This week, the Centers for Disease Control finally confirmed what many—but not all!—of us deduced relatively early on in the COVID-19 pandemic; the risk of infection from surfaces is low. According to a recent report, the chances of contracting the virus from touching a contaminated surface are less than 1 in 10,000.
“We’ve known this for a long time and yet people are still focusing so much on surface cleaning,” Linsey Marr, an expert on airborne viruses at Virginia Tech, lamented to the New York Times. Marr is right—the notion that face-touching was the quickest way to get COVID-19 barely survived last spring—and yet, even as a reasonably well-informed person who regularly trolls the CDC website for pandemic-busting updates, I still didn’t feel entirely comfortable touching surfaces outside of my home until…well, today.
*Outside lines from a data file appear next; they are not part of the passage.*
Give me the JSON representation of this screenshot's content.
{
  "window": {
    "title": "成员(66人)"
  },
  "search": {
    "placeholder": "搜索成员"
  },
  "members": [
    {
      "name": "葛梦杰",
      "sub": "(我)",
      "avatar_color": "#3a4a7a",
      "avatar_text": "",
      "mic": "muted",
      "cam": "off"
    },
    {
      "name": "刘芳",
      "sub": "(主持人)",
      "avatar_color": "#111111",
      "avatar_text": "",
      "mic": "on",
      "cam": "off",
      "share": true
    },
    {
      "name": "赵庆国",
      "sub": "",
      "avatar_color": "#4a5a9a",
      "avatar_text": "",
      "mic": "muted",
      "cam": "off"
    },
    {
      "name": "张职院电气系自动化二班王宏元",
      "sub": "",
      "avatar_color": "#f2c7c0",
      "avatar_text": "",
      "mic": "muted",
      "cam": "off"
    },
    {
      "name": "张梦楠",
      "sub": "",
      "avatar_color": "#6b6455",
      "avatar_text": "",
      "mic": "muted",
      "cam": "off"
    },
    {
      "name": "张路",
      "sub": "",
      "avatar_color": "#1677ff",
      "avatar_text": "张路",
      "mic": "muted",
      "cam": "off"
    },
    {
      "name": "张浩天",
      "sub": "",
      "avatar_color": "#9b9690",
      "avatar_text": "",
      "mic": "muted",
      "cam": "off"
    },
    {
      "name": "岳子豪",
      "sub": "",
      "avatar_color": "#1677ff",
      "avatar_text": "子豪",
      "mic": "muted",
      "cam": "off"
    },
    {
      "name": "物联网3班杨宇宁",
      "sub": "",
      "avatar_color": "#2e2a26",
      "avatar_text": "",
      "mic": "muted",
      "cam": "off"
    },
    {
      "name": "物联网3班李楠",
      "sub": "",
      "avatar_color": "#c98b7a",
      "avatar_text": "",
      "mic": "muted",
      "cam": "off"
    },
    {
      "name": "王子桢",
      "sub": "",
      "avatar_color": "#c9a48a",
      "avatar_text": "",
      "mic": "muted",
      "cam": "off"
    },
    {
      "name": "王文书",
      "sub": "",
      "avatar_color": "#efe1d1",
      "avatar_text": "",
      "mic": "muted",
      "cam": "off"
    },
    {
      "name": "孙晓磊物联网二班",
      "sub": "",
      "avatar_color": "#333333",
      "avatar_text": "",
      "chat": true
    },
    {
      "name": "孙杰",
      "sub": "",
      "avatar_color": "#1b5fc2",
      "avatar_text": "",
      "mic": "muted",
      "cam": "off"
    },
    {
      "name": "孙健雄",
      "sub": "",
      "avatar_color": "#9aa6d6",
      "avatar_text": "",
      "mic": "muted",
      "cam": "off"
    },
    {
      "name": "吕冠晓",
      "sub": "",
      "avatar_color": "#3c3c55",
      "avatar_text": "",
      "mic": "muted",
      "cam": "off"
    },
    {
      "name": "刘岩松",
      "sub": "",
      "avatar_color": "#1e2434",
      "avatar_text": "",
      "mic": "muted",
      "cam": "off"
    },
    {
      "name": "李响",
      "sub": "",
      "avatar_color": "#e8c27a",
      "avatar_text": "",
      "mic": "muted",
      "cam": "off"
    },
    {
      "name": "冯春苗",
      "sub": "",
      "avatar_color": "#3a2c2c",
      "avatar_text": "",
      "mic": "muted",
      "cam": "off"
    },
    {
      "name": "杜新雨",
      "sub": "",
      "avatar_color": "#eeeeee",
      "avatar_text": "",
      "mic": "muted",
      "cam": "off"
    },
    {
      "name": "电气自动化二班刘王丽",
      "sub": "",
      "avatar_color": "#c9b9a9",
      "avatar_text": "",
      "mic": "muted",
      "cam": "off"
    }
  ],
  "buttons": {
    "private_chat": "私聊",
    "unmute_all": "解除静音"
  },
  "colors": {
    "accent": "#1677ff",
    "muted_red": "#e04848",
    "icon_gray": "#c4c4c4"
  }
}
My fear of surfaces was emotional, not empirical; after all, it was pointed out last summer that the risk of surface transmission had been exaggerated. Habits are formed quickly, though, when you’re living through a pandemic, and scrubbing down my groceries with Clorox wipes in March and April of 2020 instilled in me a bone-deep fear of touching anything that had had contact with the outside world for too long. (I still feel weird sitting on an un-wiped-down bar chair, without knowing exactly why.)
I’m aware that it’s indoor contact that is most associated with spreading COVID-19, but earlier this year, before I got my vaccine, my anxiety hit a level so high that I unconsciously decided to take my fear of surfaces into turbo-mode. I already wasn’t seeing people indoors—hell, I was barely seeing people outside!—so my poor, addled brain settled on freaking out every time I accidentally leaned my bare arm on the subway pole. Did this make any sense whatsoever? Absolutely not, but try telling my amygdala that. Suddenly, the trains I’d taken every day since I was a freshman in high school felt like death traps, even if they were totally empty; thus, I quietly shifted to biking and walking more, telling myself I was being “outdoorsy” when I was actually just scared.
I don’t think my life will look vastly different now that the CDC has announced surfaces aren’t a huge threat; I mean, what would a more surface-ful life even look like, aside from, say, hauling a neighbor’s used desk in from a stoop sale without fear? Still, in these troubled times, I’m giving thanks for anything that we can rule out as a major COVID-19 spreading point, even if—as in this case—we kind of already knew it.
So, bye! Going to take the subway to Brighton Beach and sit on a public bench in short-shorts for the rest of my life!